In terms of the PR market and client-agency relations, a future that involves a significant amount of remote work by agency staff brings the risk that clients may lose sight of the value of hiring an agency.  With teams primarily working remotely, some challenges  may be intensified: clients could miss out on the best thinking and solutions an agency can offer; the client-agency relationship could become more subordinated to the client-team relationships – and the same for agency staff; agency staff could become more quickly frustrated with the lack of variety and learning opportunities, and could experience intensified isolation since they aren’t a member of the client company and don’t have much contact with agency colleagues.

What are the main business demands for communication and the most demanded products and services?

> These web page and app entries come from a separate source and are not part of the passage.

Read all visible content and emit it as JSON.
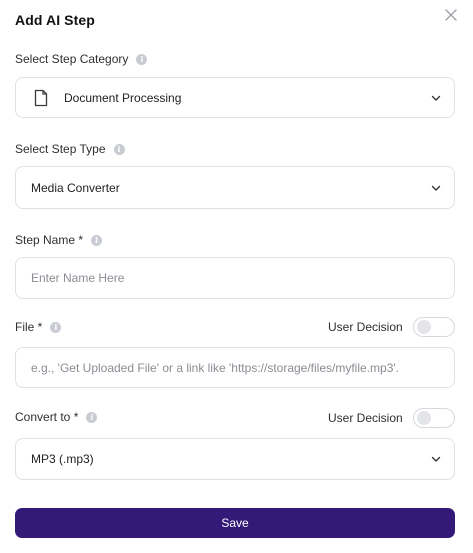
{
  "dialog": {
    "title": "Add AI Step",
    "close_icon": "close-icon"
  },
  "category": {
    "label": "Select Step Category",
    "selected": "Document Processing",
    "icon": "document-icon"
  },
  "step_type": {
    "label": "Select Step Type",
    "selected": "Media Converter"
  },
  "step_name": {
    "label": "Step Name *",
    "placeholder": "Enter Name Here",
    "value": ""
  },
  "file": {
    "label": "File *",
    "toggle_label": "User Decision",
    "toggle_on": false,
    "placeholder": "e.g., 'Get Uploaded File' or a link like 'https://storage/files/myfile.mp3'."
  },
  "convert_to": {
    "label": "Convert to *",
    "toggle_label": "User Decision",
    "toggle_on": false,
    "selected": "MP3 (.mp3)"
  },
  "actions": {
    "save_label": "Save"
  },
  "colors": {
    "primary": "#341a78",
    "border": "#dfe1e6",
    "info_icon": "#c9ccd3"
  }
}
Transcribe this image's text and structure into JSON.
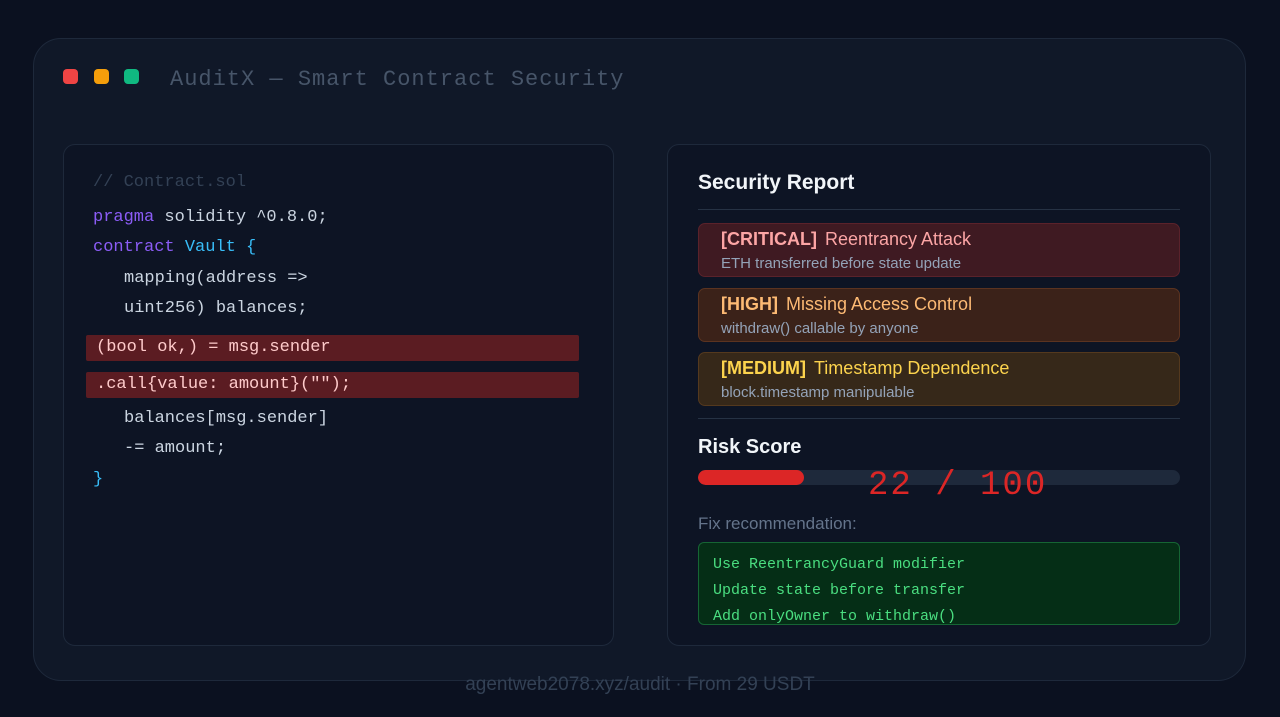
{
  "window": {
    "title": "AuditX — Smart Contract Security"
  },
  "code": {
    "comment": "// Contract.sol",
    "line1_kw": "pragma",
    "line1_rest": " solidity ^0.8.0;",
    "line2_kw": "contract",
    "line2_name": " Vault",
    "line2_brace": " {",
    "line3": "mapping(address =>",
    "line4": "uint256) balances;",
    "highlight1": "(bool ok,) = msg.sender",
    "highlight2": ".call{value: amount}(\"\");",
    "line5": "balances[msg.sender]",
    "line6": "-= amount;",
    "closing": "}"
  },
  "report": {
    "title": "Security Report",
    "issues": [
      {
        "severity": "[CRITICAL]",
        "name": "Reentrancy Attack",
        "desc": "ETH transferred before state update"
      },
      {
        "severity": "[HIGH]",
        "name": "Missing Access Control",
        "desc": "withdraw() callable by anyone"
      },
      {
        "severity": "[MEDIUM]",
        "name": "Timestamp Dependence",
        "desc": "block.timestamp manipulable"
      }
    ],
    "risk_label": "Risk Score",
    "risk_score": 22,
    "risk_max": 100,
    "risk_text": "22 / 100",
    "fix_label": "Fix recommendation:",
    "fixes": [
      "Use ReentrancyGuard modifier",
      "Update state before transfer",
      "Add onlyOwner to withdraw()"
    ]
  },
  "footer": "agentweb2078.xyz/audit · From 29 USDT",
  "colors": {
    "critical": "#fca5a5",
    "high": "#fdba74",
    "medium": "#fcd34d",
    "risk": "#dc2626",
    "fix_text": "#4ade80"
  }
}
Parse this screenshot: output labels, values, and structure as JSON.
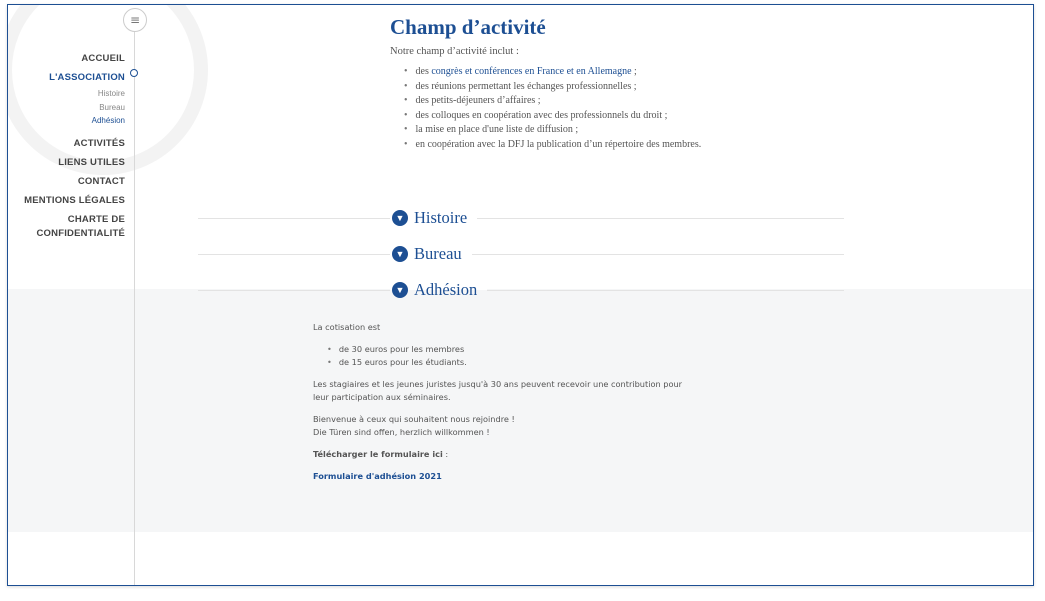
{
  "sidebar": {
    "menu_icon": "hamburger-icon",
    "items": [
      {
        "label": "ACCUEIL"
      },
      {
        "label": "L'ASSOCIATION",
        "active": true,
        "children": [
          {
            "label": "Histoire"
          },
          {
            "label": "Bureau"
          },
          {
            "label": "Adhésion",
            "active": true
          }
        ]
      },
      {
        "label": "ACTIVITÉS"
      },
      {
        "label": "LIENS UTILES"
      },
      {
        "label": "CONTACT"
      },
      {
        "label": "MENTIONS LÉGALES"
      },
      {
        "label": "CHARTE DE CONFIDENTIALITÉ"
      }
    ]
  },
  "main": {
    "title": "Champ d’activité",
    "intro": "Notre champ d’activité inclut :",
    "list": [
      {
        "prefix": "des ",
        "link": "congrès et conférences en France et en Allemagne",
        "suffix": " ;"
      },
      {
        "text": "des réunions permettant les échanges professionnelles ;"
      },
      {
        "text": "des petits-déjeuners d’affaires ;"
      },
      {
        "text": "des colloques en coopération avec des professionnels du droit ;"
      },
      {
        "text": "la mise en place d'une liste de diffusion ;"
      },
      {
        "text": "en coopération avec la DFJ la publication d’un répertoire des membres."
      }
    ]
  },
  "accordions": [
    {
      "label": "Histoire",
      "icon": "chevron-down-circle-icon",
      "expanded": false
    },
    {
      "label": "Bureau",
      "icon": "chevron-down-circle-icon",
      "expanded": false
    },
    {
      "label": "Adhésion",
      "icon": "chevron-down-circle-icon",
      "expanded": true
    }
  ],
  "adhesion": {
    "intro": "La cotisation est",
    "fees": [
      "de 30 euros pour les membres",
      "de 15 euros pour les étudiants."
    ],
    "contribution": "Les stagiaires et les jeunes juristes jusqu'à 30 ans peuvent recevoir une contribution pour leur participation aux séminaires.",
    "welcome_fr": "Bienvenue à ceux qui souhaitent nous rejoindre !",
    "welcome_de": "Die Türen sind offen, herzlich willkommen !",
    "download_label": "Télécharger le formulaire ici",
    "download_suffix": " :",
    "form_link": "Formulaire d'adhésion 2021"
  },
  "colors": {
    "accent": "#1d4f93",
    "section_bg": "#f5f6f7"
  }
}
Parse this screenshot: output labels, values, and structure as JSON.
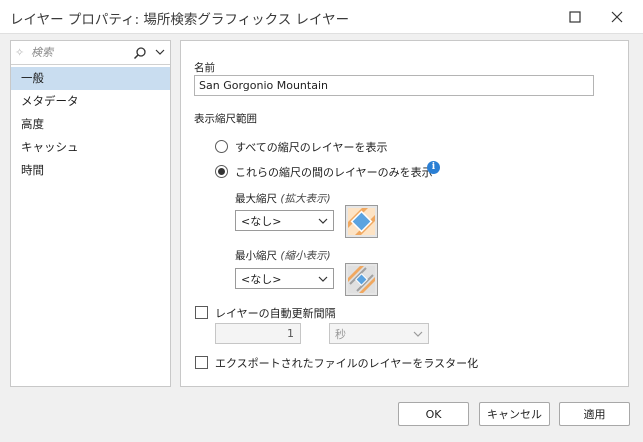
{
  "window": {
    "title": "レイヤー プロパティ: 場所検索グラフィックス レイヤー",
    "maximize_icon": "maximize-icon",
    "close_icon": "close-icon"
  },
  "sidebar": {
    "search_placeholder": "検索",
    "items": [
      {
        "label": "一般",
        "selected": true
      },
      {
        "label": "メタデータ",
        "selected": false
      },
      {
        "label": "高度",
        "selected": false
      },
      {
        "label": "キャッシュ",
        "selected": false
      },
      {
        "label": "時間",
        "selected": false
      }
    ]
  },
  "general": {
    "name_label": "名前",
    "name_value": "San Gorgonio Mountain",
    "scale_range_label": "表示縮尺範囲",
    "radio_all_label": "すべての縮尺のレイヤーを表示",
    "radio_all_checked": false,
    "radio_between_label": "これらの縮尺の間のレイヤーのみを表示",
    "radio_between_checked": true,
    "max_scale_label": "最大縮尺",
    "max_scale_hint": "(拡大表示)",
    "max_scale_value": "<なし>",
    "min_scale_label": "最小縮尺",
    "min_scale_hint": "(縮小表示)",
    "min_scale_value": "<なし>",
    "auto_refresh_label": "レイヤーの自動更新間隔",
    "auto_refresh_checked": false,
    "refresh_interval_value": "1",
    "refresh_unit_value": "秒",
    "rasterize_label": "エクスポートされたファイルのレイヤーをラスター化",
    "rasterize_checked": false
  },
  "buttons": {
    "ok": "OK",
    "cancel": "キャンセル",
    "apply": "適用"
  },
  "colors": {
    "selection": "#c9ddf0",
    "accent": "#2b7fd4",
    "scale_icon_orange": "#f0a860",
    "scale_icon_blue": "#5ba3e0"
  }
}
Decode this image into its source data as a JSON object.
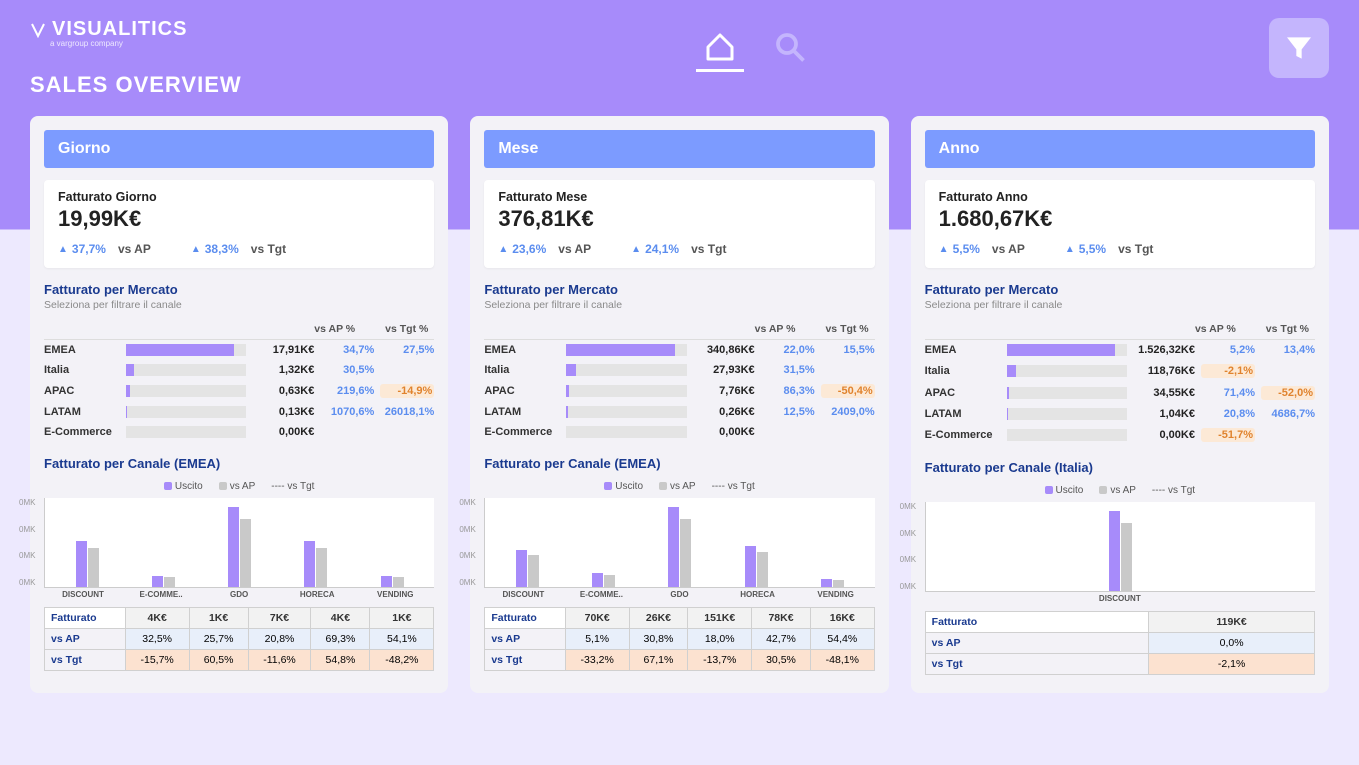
{
  "brand": {
    "name": "VISUALITICS",
    "tagline": "a vargroup company",
    "page_title": "SALES OVERVIEW"
  },
  "nav": {
    "home_icon": "home",
    "search_icon": "search",
    "filter_icon": "filter"
  },
  "labels": {
    "vs_ap": "vs AP",
    "vs_tgt": "vs Tgt",
    "vs_ap_pct": "vs AP %",
    "vs_tgt_pct": "vs Tgt %",
    "mercato_title": "Fatturato per Mercato",
    "mercato_sub": "Seleziona per filtrare il canale",
    "legend_uscito": "Uscito",
    "legend_vsap": "vs AP",
    "legend_vstgt": "vs Tgt",
    "fatturato": "Fatturato"
  },
  "cards": [
    {
      "id": "giorno",
      "title": "Giorno",
      "kpi": {
        "label": "Fatturato Giorno",
        "value": "19,99K€",
        "ap": "37,7%",
        "tgt": "38,3%"
      },
      "mercato": [
        {
          "name": "EMEA",
          "val": "17,91K€",
          "ap": "34,7%",
          "tgt": "27,5%",
          "bar": 90,
          "neg": false
        },
        {
          "name": "Italia",
          "val": "1,32K€",
          "ap": "30,5%",
          "tgt": "",
          "bar": 7,
          "neg": false
        },
        {
          "name": "APAC",
          "val": "0,63K€",
          "ap": "219,6%",
          "tgt": "-14,9%",
          "bar": 3,
          "neg": true
        },
        {
          "name": "LATAM",
          "val": "0,13K€",
          "ap": "1070,6%",
          "tgt": "26018,1%",
          "bar": 1,
          "neg": false
        },
        {
          "name": "E-Commerce",
          "val": "0,00K€",
          "ap": "",
          "tgt": "",
          "bar": 0,
          "neg": false
        }
      ],
      "canale_title": "Fatturato per Canale (EMEA)",
      "canale_cats": [
        "DISCOUNT",
        "E-COMME..",
        "GDO",
        "HORECA",
        "VENDING"
      ],
      "table": {
        "fatturato": [
          "4K€",
          "1K€",
          "7K€",
          "4K€",
          "1K€"
        ],
        "vs_ap": [
          "32,5%",
          "25,7%",
          "20,8%",
          "69,3%",
          "54,1%"
        ],
        "vs_tgt": [
          "-15,7%",
          "60,5%",
          "-11,6%",
          "54,8%",
          "-48,2%"
        ]
      }
    },
    {
      "id": "mese",
      "title": "Mese",
      "kpi": {
        "label": "Fatturato Mese",
        "value": "376,81K€",
        "ap": "23,6%",
        "tgt": "24,1%"
      },
      "mercato": [
        {
          "name": "EMEA",
          "val": "340,86K€",
          "ap": "22,0%",
          "tgt": "15,5%",
          "bar": 90,
          "neg": false
        },
        {
          "name": "Italia",
          "val": "27,93K€",
          "ap": "31,5%",
          "tgt": "",
          "bar": 8,
          "neg": false
        },
        {
          "name": "APAC",
          "val": "7,76K€",
          "ap": "86,3%",
          "tgt": "-50,4%",
          "bar": 2,
          "neg": true
        },
        {
          "name": "LATAM",
          "val": "0,26K€",
          "ap": "12,5%",
          "tgt": "2409,0%",
          "bar": 1,
          "neg": false
        },
        {
          "name": "E-Commerce",
          "val": "0,00K€",
          "ap": "",
          "tgt": "",
          "bar": 0,
          "neg": false
        }
      ],
      "canale_title": "Fatturato per Canale (EMEA)",
      "canale_cats": [
        "DISCOUNT",
        "E-COMME..",
        "GDO",
        "HORECA",
        "VENDING"
      ],
      "table": {
        "fatturato": [
          "70K€",
          "26K€",
          "151K€",
          "78K€",
          "16K€"
        ],
        "vs_ap": [
          "5,1%",
          "30,8%",
          "18,0%",
          "42,7%",
          "54,4%"
        ],
        "vs_tgt": [
          "-33,2%",
          "67,1%",
          "-13,7%",
          "30,5%",
          "-48,1%"
        ]
      }
    },
    {
      "id": "anno",
      "title": "Anno",
      "kpi": {
        "label": "Fatturato Anno",
        "value": "1.680,67K€",
        "ap": "5,5%",
        "tgt": "5,5%"
      },
      "mercato": [
        {
          "name": "EMEA",
          "val": "1.526,32K€",
          "ap": "5,2%",
          "tgt": "13,4%",
          "bar": 90,
          "neg": false
        },
        {
          "name": "Italia",
          "val": "118,76K€",
          "ap": "-2,1%",
          "tgt": "",
          "bar": 8,
          "neg": false,
          "ap_neg": true
        },
        {
          "name": "APAC",
          "val": "34,55K€",
          "ap": "71,4%",
          "tgt": "-52,0%",
          "bar": 2,
          "neg": true
        },
        {
          "name": "LATAM",
          "val": "1,04K€",
          "ap": "20,8%",
          "tgt": "4686,7%",
          "bar": 1,
          "neg": false
        },
        {
          "name": "E-Commerce",
          "val": "0,00K€",
          "ap": "-51,7%",
          "tgt": "",
          "bar": 0,
          "neg": false,
          "ap_neg": true
        }
      ],
      "canale_title": "Fatturato per Canale (Italia)",
      "canale_cats": [
        "DISCOUNT"
      ],
      "table": {
        "fatturato": [
          "119K€"
        ],
        "vs_ap": [
          "0,0%"
        ],
        "vs_tgt": [
          "-2,1%"
        ]
      }
    }
  ],
  "chart_data": [
    {
      "card": "giorno",
      "type": "bar",
      "title": "Fatturato per Canale (EMEA)",
      "categories": [
        "DISCOUNT",
        "E-COMMERCE",
        "GDO",
        "HORECA",
        "VENDING"
      ],
      "series": [
        {
          "name": "Uscito",
          "values": [
            4,
            1,
            7,
            4,
            1
          ]
        },
        {
          "name": "vs AP",
          "values": [
            32.5,
            25.7,
            20.8,
            69.3,
            54.1
          ]
        },
        {
          "name": "vs Tgt",
          "values": [
            -15.7,
            60.5,
            -11.6,
            54.8,
            -48.2
          ]
        }
      ],
      "ylabel": "0MK",
      "xlabel": ""
    },
    {
      "card": "mese",
      "type": "bar",
      "title": "Fatturato per Canale (EMEA)",
      "categories": [
        "DISCOUNT",
        "E-COMMERCE",
        "GDO",
        "HORECA",
        "VENDING"
      ],
      "series": [
        {
          "name": "Uscito",
          "values": [
            70,
            26,
            151,
            78,
            16
          ]
        },
        {
          "name": "vs AP",
          "values": [
            5.1,
            30.8,
            18.0,
            42.7,
            54.4
          ]
        },
        {
          "name": "vs Tgt",
          "values": [
            -33.2,
            67.1,
            -13.7,
            30.5,
            -48.1
          ]
        }
      ],
      "ylabel": "0MK",
      "xlabel": ""
    },
    {
      "card": "anno",
      "type": "bar",
      "title": "Fatturato per Canale (Italia)",
      "categories": [
        "DISCOUNT"
      ],
      "series": [
        {
          "name": "Uscito",
          "values": [
            119
          ]
        },
        {
          "name": "vs AP",
          "values": [
            0.0
          ]
        },
        {
          "name": "vs Tgt",
          "values": [
            -2.1
          ]
        }
      ],
      "ylabel": "0MK",
      "xlabel": ""
    }
  ]
}
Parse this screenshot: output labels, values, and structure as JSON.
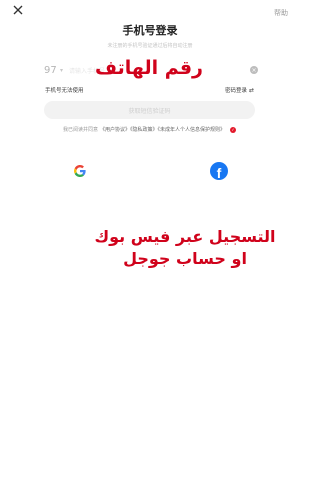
{
  "header": {
    "close_icon": "close-icon",
    "help_label": "帮助"
  },
  "login": {
    "title": "手机号登录",
    "subtitle": "未注册的手机号验证通过后将自动注册",
    "country_code": "97",
    "phone_placeholder": "请输入手机号",
    "no_phone_link": "手机号无法使用",
    "password_login_link": "密码登录",
    "submit_label": "获取短信验证码",
    "terms": {
      "prefix": "我已阅读并同意",
      "links": "《用户协议》《隐私政策》《未成年人个人信息保护规则》"
    }
  },
  "social": {
    "google_icon": "google-icon",
    "facebook_icon": "facebook-icon"
  },
  "overlay": {
    "phone_label": "رقم الهاتف",
    "line1": "التسجيل عبر فيس بوك",
    "line2": "او حساب جوجل",
    "color": "#d0021b"
  }
}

The most demanded products depend on whom you’re working with.  To make a broad generalization, communications directors at companies tend to focus on earned and owned media, corporate reputation products and brand awareness.  When we’re speaking to marketing executives, they want to see creative campaigns that differentiate the brand and meet commercial objectives.  All clients want to see measurable results, so we must be able to think in terms of SEO and lead generation as well as social reach and media hits.

Last year, the pandemic delayed and slightly interrupted the launch of JeffreyGroup’s Social Impact and Sustain ability practice that had been in development since mid-2019.  The practice was conceived in response to a global trend of companies becoming focused on their corporate or brand purpose, and how their organizations are prepared to respond to consumer and investor demands regarding global sustainable development goals. To be clear, this is not only about environmental issues, but a range of issues related to poverty and hunger, human rights and equality, natural resource management, climate and other global priorities. This is the next phase of corporate citizenship and corporate social responsibility.  At JeffreyGroup, we see a big opportunity for communications companies to consult in this field which is intrinsic to corporate reputation.  

What is the future of PR and Communications leaders?  What are the main skills and capabilities they will need to have?

Primarily, I think we should continue to be flexible and adaptable.  Marketing and communications continue to evolve at a rapid pace, along with our communication and consumption habits driven by the pace of technology.  We should continue to incorporate some of the skill sets and best practices that have traditionally been at the core of other marketing disciplines, such as data-driven insights, tracking the customer journey and generating commercial outcomes.  We must remain curious and proactive about trends such as artificial intelligence and how that will impact our clients’ businesses and our own capabilities. I believe that marketers who come from a PR and communication background have distinct advantages in their ability to address multiple stakeholders, to anticipate issues and contingencies and in promoting authenticity and empathy, which are valuable qualities that need to be protected and championed in our ways of communicating, interacting and conducting business. 

Brian Burlingame, Chief Executive Officer, JeffreyGroup